Rob Dickie


Director: Joe Wright
Writer: Seth Lochhead, David Farr
Year: 2011
Cast: Saoirse Ronan, Eric Bana, Cate Blanchett


Hanna was marketed as a reasonably conventional thriller. Fortunately, it turned out to be anything but conventional.

The title character is a specially-bred 16-year-old assassin, played by the excellent Saoirse Ronan, who has spent her entire life being trained by her father, Erik (Eric Bana), in a northern European forest. She has no experience of the outside world, knowing only what Erik has taught her, namely some impressive combat skills, verbatim encyclopedic facts, just about every language in existence, and a smattering of the Brothers Grimm. A rather drawn out opening sequence at the forest hideout establishes Hanna’s skills and character, and we learn something about her relationship with Erik. She then decides that she is ready to go out into the world, but not without first assassinating Marissa Wiegler (Cate Blanchett), the villain of the piece.
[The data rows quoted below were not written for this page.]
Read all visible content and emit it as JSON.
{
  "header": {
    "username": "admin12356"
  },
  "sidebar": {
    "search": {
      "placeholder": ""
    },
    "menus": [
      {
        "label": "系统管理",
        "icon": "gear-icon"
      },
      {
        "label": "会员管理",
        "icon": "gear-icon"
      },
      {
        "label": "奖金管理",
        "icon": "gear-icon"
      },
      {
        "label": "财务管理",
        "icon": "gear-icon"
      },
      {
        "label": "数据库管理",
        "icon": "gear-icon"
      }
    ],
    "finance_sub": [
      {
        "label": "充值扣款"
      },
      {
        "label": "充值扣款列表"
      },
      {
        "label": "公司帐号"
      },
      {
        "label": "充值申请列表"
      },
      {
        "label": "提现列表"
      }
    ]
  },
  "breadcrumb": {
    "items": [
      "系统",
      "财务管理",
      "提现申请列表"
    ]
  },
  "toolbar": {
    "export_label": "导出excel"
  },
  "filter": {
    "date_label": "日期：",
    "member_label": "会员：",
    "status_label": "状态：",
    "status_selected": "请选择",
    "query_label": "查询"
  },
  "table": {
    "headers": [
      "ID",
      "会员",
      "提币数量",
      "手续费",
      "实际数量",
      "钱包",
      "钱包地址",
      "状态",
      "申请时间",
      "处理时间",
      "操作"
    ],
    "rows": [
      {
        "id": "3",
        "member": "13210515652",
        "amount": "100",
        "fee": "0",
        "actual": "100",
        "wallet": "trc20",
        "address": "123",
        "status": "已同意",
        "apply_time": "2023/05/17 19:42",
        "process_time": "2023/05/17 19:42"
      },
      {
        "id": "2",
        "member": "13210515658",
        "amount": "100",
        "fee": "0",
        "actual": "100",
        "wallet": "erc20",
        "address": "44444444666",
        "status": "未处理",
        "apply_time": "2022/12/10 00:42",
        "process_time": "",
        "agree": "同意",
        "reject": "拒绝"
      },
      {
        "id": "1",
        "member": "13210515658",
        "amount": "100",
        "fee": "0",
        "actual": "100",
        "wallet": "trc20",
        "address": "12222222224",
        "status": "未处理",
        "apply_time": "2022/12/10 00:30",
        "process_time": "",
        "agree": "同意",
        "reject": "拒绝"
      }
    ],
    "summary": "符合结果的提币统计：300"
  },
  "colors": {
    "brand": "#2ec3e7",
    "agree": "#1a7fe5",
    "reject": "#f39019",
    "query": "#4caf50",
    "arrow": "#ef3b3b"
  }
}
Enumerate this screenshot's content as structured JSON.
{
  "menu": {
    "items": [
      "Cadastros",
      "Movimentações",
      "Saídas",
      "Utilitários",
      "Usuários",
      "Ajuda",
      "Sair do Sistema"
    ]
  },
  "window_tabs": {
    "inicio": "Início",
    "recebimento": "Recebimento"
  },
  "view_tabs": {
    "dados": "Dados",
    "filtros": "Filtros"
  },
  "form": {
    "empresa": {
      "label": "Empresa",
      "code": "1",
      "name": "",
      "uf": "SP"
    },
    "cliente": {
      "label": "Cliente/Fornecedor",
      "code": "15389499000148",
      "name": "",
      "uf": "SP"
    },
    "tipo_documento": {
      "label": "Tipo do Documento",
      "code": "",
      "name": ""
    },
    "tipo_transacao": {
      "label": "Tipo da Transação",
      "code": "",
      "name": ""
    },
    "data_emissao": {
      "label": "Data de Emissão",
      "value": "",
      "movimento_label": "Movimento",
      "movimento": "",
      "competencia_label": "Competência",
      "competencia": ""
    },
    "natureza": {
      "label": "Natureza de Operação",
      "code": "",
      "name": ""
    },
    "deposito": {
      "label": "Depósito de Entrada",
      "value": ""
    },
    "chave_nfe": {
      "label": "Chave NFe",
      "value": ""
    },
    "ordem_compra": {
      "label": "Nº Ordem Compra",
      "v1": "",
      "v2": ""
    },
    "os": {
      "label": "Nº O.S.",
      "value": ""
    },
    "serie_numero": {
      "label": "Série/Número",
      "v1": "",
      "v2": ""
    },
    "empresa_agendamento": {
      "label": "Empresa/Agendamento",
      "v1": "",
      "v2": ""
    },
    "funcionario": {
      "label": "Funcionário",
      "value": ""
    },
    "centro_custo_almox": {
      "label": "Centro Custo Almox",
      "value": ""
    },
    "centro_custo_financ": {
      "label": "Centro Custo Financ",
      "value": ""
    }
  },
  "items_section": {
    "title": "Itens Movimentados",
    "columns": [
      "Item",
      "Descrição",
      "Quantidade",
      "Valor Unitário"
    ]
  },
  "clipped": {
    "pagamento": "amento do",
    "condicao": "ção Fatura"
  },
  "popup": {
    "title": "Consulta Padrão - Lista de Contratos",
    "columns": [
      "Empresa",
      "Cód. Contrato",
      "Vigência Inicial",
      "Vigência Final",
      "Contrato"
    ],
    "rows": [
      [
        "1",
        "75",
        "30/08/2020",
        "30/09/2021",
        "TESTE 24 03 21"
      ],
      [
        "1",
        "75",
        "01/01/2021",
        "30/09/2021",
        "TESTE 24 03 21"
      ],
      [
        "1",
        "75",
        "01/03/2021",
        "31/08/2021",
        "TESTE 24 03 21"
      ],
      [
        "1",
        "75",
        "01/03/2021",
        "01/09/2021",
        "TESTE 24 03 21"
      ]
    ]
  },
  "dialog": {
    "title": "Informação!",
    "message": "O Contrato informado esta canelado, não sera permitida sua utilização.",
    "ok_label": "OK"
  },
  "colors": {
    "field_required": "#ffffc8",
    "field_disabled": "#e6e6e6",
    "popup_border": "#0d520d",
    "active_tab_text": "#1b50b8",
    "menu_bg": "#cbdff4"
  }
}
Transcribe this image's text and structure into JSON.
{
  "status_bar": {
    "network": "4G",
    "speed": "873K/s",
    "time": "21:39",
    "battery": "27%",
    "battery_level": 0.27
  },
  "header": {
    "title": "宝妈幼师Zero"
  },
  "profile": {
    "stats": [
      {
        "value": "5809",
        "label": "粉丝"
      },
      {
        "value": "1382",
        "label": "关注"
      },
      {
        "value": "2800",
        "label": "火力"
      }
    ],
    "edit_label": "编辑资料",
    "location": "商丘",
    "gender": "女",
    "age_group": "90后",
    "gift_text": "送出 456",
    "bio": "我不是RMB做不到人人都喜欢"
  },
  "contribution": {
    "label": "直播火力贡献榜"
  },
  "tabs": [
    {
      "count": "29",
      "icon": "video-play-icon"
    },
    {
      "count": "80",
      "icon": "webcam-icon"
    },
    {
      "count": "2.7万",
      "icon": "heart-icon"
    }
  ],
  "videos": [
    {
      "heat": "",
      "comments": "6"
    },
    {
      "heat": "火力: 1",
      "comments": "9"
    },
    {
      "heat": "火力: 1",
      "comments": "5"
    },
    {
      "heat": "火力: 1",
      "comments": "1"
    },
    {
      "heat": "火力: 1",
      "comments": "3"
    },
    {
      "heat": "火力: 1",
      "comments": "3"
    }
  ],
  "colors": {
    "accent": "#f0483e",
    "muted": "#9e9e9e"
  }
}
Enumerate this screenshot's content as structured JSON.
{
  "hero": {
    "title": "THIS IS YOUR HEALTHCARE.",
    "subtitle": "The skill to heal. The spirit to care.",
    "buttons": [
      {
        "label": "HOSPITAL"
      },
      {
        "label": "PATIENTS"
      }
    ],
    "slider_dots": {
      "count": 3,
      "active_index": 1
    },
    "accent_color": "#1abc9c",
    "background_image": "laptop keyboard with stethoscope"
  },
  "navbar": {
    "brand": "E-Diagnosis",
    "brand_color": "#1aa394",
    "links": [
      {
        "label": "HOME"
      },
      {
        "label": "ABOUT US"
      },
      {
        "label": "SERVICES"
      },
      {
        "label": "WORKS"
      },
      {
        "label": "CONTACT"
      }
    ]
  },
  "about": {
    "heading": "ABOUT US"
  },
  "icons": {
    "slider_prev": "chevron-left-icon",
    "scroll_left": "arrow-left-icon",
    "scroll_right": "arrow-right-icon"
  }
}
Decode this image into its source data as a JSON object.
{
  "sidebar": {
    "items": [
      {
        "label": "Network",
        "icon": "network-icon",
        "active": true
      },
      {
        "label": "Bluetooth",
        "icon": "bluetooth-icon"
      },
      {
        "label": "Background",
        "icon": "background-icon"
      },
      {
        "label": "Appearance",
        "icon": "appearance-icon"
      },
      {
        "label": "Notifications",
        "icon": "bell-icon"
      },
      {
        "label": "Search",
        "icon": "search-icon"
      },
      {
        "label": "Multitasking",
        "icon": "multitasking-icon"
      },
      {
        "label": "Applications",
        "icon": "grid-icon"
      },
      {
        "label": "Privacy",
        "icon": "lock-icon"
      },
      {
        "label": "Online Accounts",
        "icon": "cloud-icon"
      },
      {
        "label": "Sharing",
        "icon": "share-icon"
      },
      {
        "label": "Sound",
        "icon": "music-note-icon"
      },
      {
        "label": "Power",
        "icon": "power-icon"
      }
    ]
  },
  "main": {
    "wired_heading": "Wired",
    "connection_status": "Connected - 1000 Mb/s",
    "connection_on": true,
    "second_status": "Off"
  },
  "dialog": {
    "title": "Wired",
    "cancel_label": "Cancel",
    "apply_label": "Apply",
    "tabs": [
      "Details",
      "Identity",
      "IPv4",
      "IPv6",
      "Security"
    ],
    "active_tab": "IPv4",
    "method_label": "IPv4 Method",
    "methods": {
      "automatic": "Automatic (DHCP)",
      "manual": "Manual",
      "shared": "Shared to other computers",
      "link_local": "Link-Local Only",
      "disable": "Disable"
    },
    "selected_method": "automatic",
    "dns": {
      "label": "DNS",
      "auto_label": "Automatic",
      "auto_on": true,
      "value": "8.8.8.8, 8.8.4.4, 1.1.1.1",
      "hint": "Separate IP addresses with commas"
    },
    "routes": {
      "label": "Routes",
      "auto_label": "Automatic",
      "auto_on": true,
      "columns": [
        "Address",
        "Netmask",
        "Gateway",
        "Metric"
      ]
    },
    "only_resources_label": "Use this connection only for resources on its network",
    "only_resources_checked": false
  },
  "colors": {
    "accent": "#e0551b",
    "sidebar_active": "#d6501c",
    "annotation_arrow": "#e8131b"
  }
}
The first scene of genuine interest involves Hanna’s escape from a holding facility, which looks like a combination of Area 51 and the headquarters of a Bond villain. The score is by The Chemical Brothers, and you get the impression that the action sequences were written more for the music than the other way around. The escape scene is highly-stylised industrial grandeur, all metal ducts and looming grey blocks. Later, Erik fights a group of government assassins in a garish orange room and there is another excellent scene at a cargo dock. All could conceivably be expensive music videos. Hanna is worth seeing for the score alone.

Hanna combines splendidly over-the-top visuals with The Chemical Brothers’ block rockin’ beats

The holding facility from which she escapes turns out to be in Morocco, and there she is forced to adapt to the real world, whether this involves bonding with a holidaying family or adapting to the horrors of modern technology via a somewhat slapstick panic attack. Around this stage, I was losing patience with the film. Despite some impressive acting and cinematography, it gets rather messy. The tone shifts so frequently that you don’t know where you stand. It moves too casually between being a serious thriller, a kitsch action film and a coming of age tale. Nothing seems to be holding it together.

Surprisingly, it achieves cohesion through a combination of fairy tale elements and surrealism. The more implausible moments, such as Hanna skipping through a campsite with her new best friend, right under the noses of her pursuers, gradually make sense. Her innocence and relationship with the world become more meaningful. Cate Blanchett really comes into her own as her character is transformed from government conspirator to Big Bad Wolf, and Tom Hollander gives a fantastic against-type performance as the perverse assassin Isaacs.

The more absurd Hanna gets, the stronger it gets, and by the time the characters converge on Wilhelm Grimm’s house, an abandoned amusement park, it is very entertaining indeed. As when you enter the houses in the fairy tales, things quickly take a turn for the worse. The conclusion is menacing and very surreal. At one point I thought Marissa had turned into a deer. Why shouldn’t she have?

Hanna would have been a better film if it had kept this kind of tone from the beginning. The first hour or so only works in retrospect. The inconsistency undermines the strong acting, visuals and especially the soundtrack. But once it gets past the silliness of taking itself seriously, it becomes a very watchable fairy tale thriller.

Rob Dickie